New Delhi: A fact-finding team working on public health Monday called for an independent inquiry commission to probe into the Bilaspur sterilisation camp disaster and ascertain facts regarding the deaths of women.
Along with the inquiry, the team also urged the state government to immediately make public the post-mortem examination reports and the laboratory reports on drug analysis.
The recommendations are among the many which have been made by the team from Population Foundation of India, Family Planning Association of India, Parivar Seva Sansthan and Common Health in the report titled, "Robbed of Choice and Dignity: Indian Women Dead after Mass Sterilisation". The report was released here.
Speaking at the report launch, Poonam Muttreja, executive director, Population Foundation of India, said the family planning programme in India has yet to conform to the principles agreed to at the International Conference on Population and Development, especially in terms of doing away with targets and incentives.

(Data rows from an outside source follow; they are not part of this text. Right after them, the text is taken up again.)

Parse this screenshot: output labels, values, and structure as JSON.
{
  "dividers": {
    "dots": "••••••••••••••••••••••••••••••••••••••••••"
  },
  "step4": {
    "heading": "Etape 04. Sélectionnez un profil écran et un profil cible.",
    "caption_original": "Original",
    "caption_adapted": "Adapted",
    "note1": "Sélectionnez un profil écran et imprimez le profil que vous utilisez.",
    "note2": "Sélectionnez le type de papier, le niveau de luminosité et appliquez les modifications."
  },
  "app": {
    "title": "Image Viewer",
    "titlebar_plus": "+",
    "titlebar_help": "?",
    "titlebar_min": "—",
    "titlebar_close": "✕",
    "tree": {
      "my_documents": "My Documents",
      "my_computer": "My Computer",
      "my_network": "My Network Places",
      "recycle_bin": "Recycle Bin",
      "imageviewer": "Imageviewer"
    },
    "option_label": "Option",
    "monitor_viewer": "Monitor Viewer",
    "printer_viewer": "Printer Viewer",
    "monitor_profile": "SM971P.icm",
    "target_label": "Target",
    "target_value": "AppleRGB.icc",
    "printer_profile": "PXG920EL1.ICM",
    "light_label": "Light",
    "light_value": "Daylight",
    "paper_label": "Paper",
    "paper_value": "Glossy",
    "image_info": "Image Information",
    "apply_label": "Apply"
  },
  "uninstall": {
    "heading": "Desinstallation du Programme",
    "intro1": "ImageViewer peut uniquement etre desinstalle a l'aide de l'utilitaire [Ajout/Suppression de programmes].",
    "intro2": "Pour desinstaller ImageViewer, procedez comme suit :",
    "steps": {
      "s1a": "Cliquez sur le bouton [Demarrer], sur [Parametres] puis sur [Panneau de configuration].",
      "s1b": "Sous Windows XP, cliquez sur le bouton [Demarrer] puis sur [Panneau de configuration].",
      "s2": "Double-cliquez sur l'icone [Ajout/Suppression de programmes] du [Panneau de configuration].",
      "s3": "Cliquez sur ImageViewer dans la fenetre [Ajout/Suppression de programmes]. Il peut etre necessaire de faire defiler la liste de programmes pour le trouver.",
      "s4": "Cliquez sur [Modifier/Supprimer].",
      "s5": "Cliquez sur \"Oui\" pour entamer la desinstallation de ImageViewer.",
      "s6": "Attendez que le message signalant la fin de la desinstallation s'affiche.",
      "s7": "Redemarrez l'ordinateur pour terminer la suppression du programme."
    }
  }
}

"What happened in Bilaspur is happening across the country. Women are not only dying in camps, but also after they come out of the camps. Between 2009 and 2012, 707 women died...The government knows that they died and knows about the unhygienic conditions at such camps," Muttreja said.
While listing the recommendations made for Chhattisgarh and the country by the team that interviewed doctors and support staff involved in the camp as well as the women who had been sterilised, and family members of those women who died, she said compensation packages can only be given to the women going through family planning.
"Right now, the women who motivate, the doctor and all the other health workers get incentives...So it is a collective financial monetary interest to do many more than prescribed (sterilisations) and endangering a woman's life," she said.
"We request the health minister (J.P. Nadda) to ensure that not only incentives are removed, but also the asymmetry of information. Thereby, compromised informed choice can be taken care of," she said.
Muttreja added that no such camps should he held.
The team recommended that spacing methods like oral pills and condoms should be promoted and new methods be added; all officials must be oriented on sterilisation procedures and quality assurance; the drug procurement be strengthened; and vacant posts of doctors be filled and more doctors be trained in the state.
The team found that some of the critical patients admitted at the Apollo Hospital showed raised levels of procalcitonin, suggesting septicaemia.
"Post-mortems of the first seven deaths at the Chhattisgarh Institute of Medical Sciences and a hospital had evidence of peritonitis and septi foci in lungs and kidneys, suggesting septicaemia. These indicate deaths by infection during or after the operation, and not just from spurious medicines as is being made out to be the case," it said in a statement.
It said, according to forensic medicine and toxicology experts, the amount of zinc phosphide required to be lethal for women is 4.5 gm, which is much higher than what could possibly have been consumed by the women in 500 mg of Ciprofloxacin.
"This also strengthens the argument that it was not the medicines alone that caused these deaths," it said.